Interestingly, the paper didn’t do so well on our internal University of Birmingham review process for those papers being submitted to REF 2014. Indeed, it was seen very much as the weakest paper that was submitted to REF against my name – although qualitative methodologies was subsequently flagged as a strength of Birmingham in the feedback from the REF panel. I subsequently took over our internal process for REF 2021 and have encouraged my colleagues to take a more positive attitude to methodology papers since they have generally been quite well regarded by REF panels. We’ll see if I’m proved right next year when the REF results come out.

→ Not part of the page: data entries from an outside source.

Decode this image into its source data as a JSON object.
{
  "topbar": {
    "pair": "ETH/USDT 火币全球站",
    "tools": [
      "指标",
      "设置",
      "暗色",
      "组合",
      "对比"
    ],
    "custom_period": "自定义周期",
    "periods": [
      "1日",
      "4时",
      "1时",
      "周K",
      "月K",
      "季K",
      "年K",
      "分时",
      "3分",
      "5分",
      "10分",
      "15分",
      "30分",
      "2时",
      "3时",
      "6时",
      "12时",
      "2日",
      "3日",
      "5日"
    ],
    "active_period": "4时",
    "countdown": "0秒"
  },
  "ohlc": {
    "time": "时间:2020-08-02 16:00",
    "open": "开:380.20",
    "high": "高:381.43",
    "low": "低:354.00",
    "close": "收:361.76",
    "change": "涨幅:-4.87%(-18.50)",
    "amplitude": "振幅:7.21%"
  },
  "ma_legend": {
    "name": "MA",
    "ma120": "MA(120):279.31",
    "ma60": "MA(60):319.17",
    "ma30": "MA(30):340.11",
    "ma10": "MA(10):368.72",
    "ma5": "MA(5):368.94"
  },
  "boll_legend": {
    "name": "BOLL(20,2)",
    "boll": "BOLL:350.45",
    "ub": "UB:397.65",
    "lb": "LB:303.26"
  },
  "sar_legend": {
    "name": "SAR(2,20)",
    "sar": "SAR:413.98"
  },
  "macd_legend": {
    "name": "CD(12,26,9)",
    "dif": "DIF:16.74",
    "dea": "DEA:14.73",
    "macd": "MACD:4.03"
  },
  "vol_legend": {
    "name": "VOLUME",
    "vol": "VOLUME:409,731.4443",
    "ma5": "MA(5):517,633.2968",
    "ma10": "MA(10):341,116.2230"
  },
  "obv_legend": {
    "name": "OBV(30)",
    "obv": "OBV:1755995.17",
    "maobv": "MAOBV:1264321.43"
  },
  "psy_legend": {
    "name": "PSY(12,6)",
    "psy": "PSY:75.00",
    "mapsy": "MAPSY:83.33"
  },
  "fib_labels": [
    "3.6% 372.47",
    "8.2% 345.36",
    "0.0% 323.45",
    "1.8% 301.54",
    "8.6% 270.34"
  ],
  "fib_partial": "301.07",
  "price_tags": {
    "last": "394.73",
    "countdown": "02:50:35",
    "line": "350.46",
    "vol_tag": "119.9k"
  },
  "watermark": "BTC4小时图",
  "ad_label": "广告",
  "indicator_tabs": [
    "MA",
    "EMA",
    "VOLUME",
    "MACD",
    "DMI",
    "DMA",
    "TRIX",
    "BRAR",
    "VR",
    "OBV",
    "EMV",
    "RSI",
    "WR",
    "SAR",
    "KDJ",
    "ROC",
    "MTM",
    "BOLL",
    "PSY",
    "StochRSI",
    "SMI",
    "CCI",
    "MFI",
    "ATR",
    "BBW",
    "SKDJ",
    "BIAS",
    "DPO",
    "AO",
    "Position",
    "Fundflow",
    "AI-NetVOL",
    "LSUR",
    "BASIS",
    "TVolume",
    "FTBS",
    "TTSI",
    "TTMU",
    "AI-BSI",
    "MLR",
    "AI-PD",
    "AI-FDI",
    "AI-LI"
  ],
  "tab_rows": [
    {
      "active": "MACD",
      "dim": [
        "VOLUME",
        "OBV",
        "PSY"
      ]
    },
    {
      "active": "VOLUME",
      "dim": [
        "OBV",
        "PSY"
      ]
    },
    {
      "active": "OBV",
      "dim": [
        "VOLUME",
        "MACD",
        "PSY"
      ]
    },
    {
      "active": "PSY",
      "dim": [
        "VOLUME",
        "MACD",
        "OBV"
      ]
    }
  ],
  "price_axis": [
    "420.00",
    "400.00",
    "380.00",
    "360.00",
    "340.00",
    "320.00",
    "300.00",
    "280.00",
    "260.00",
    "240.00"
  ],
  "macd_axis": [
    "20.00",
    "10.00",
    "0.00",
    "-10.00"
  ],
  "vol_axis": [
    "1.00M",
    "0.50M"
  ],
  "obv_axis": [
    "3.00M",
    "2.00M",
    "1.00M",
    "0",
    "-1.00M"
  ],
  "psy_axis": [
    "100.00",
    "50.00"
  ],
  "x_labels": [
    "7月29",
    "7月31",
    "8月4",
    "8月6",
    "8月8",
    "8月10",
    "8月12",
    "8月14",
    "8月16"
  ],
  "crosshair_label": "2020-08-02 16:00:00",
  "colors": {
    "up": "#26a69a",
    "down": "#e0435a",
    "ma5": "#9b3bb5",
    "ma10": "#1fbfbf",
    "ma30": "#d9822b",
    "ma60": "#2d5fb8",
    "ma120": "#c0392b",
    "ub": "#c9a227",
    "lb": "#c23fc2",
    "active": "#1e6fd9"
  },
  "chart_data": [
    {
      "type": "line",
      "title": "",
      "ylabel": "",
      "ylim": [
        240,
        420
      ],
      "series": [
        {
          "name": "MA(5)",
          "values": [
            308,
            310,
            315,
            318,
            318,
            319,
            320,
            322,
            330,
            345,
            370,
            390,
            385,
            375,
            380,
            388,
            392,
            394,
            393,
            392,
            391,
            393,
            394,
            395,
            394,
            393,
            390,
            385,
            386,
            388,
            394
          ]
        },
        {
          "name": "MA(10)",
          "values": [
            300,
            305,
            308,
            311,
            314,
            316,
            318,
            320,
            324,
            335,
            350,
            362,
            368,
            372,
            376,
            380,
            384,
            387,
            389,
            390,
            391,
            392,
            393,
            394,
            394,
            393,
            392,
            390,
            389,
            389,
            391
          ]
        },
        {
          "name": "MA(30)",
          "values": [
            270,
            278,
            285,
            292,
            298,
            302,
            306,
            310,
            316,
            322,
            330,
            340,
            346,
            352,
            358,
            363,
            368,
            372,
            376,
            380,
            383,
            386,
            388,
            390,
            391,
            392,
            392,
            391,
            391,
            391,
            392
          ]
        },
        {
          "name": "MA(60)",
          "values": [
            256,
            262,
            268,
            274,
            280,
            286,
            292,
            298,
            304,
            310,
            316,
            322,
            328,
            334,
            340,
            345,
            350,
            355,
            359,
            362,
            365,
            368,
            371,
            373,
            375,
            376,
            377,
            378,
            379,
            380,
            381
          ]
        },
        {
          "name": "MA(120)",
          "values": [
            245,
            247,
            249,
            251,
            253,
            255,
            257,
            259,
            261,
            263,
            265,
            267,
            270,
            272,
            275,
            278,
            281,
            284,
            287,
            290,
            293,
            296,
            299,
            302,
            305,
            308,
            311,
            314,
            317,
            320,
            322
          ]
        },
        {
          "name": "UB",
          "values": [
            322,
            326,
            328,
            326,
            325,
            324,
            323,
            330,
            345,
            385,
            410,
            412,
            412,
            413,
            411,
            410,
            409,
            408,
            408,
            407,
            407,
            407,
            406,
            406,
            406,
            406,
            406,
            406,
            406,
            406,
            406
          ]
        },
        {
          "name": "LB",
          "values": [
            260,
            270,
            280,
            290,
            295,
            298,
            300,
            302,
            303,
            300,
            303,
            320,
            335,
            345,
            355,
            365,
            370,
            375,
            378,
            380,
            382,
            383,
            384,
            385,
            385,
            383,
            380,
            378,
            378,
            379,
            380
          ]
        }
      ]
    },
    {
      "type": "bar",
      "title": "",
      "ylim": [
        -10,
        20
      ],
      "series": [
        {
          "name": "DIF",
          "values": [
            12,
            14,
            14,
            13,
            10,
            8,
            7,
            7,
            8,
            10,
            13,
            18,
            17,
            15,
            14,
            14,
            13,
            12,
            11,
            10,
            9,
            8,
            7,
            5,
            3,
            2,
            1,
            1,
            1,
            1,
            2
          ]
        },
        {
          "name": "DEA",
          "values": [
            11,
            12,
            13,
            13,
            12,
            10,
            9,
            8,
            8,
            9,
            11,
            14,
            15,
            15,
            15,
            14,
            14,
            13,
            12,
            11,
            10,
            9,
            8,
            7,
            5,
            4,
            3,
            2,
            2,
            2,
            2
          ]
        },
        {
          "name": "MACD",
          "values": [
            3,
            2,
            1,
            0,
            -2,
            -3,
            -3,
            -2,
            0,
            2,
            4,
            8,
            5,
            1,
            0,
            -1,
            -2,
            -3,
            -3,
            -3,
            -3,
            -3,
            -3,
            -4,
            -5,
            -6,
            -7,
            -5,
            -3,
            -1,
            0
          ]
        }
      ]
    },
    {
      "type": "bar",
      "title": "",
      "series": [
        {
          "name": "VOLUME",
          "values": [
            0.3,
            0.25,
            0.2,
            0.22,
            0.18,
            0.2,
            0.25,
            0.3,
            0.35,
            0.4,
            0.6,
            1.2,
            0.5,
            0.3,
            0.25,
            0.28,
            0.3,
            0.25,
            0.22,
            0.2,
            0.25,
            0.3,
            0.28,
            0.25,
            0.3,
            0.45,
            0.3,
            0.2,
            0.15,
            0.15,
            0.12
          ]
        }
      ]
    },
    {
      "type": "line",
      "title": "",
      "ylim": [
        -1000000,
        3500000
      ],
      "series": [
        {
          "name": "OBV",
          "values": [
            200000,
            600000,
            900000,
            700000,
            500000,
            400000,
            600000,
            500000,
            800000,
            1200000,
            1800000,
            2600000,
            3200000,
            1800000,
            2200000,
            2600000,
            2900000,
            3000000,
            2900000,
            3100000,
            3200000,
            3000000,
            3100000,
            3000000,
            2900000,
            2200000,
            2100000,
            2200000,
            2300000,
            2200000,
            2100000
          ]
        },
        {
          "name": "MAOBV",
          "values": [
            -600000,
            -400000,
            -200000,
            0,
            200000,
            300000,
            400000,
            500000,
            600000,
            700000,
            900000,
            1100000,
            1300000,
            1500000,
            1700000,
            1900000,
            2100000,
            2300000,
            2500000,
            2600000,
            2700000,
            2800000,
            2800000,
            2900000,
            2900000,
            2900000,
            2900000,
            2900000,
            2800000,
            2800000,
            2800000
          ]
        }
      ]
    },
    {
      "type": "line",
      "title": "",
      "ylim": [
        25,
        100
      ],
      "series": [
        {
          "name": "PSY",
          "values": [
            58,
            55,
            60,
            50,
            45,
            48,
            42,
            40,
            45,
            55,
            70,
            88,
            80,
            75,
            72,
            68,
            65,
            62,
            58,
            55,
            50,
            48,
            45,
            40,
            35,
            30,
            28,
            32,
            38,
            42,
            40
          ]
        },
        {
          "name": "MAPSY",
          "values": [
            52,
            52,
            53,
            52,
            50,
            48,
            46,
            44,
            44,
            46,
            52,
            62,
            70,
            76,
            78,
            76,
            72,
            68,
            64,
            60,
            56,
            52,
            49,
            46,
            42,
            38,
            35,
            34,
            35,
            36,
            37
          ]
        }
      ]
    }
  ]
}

The fact that this paper has been so ridiculously successful in terms of citation count makes me immensely proud but also prompts a little melancholy. My PhD supervisor Jeremy Whitehand passed away earlier this year – a very lovely man, kind, generous and an incredible scholar. Beyond his core research in urban morphology, he was interested in the mechanics of scholarship and a quite brilliant editor. In 1985 he published a paper in Transactions that undertook an analysis of citations within human geography, exploring how patterns of citation told a story about who was reading human geography publications and what ideas were being widely diffused within the academy. He used the word ‘centurions’ as a shorthand for highly cited human geographers – reflecting those who had had a total of more than 100 citations for their publications.
Of course, Jeremy didn’t have the benefit of the huge citation databases that we have now, with he and his wife Susan painstakingly manually calculating the kinds of things that we look up in an instant today. Of the most cited human geographers from 1971-75, Brian Berry came top with 890 citations; there were only 32 human geographers in this period that had more than 100 citations. The idea that today it isn’t particularly unusual for a single paper in human geography to crack 100 citations across four years (let alone 1000 over ten years) really gives a sense of how the academy changed during Jeremy’s long and productive life.
This is a slightly self-indulgent post and I promise that normal service will resume shortly with intermittent blogs about random tech things (I’ve just bought a VR headset with built-in eye tracking, so watch this space!). Nonetheless, I remain very pleased with the 2011 Applied Geography paper. It certainly got me thinking about the possibility of writing at least some papers that clearly demonstrate something of value and interest to the wider academic community and beyond. In this regard, I very much see the green prisons project with Dom Moran and the biosensing work with Tess Osborne as being spiritual successors to the walking paper from ten years ago. Though, of course, that’s not to say that I don’t still enjoy the occasional bit of cultural geography navel gazing…
Evans J and Jones P (2011) The walking interview: methodology, mobility and place. Applied Geography 31(2): 849-858.
Whitehand JWR (1985) Contributors to the recent development and influence of human geography: what citation analysis suggests. Transactions of the Institute of British Geographers 10(2): 222-234.
Phil Jones is a cultural geographer based at the University of Birmingham.
Phil Jones, Geographer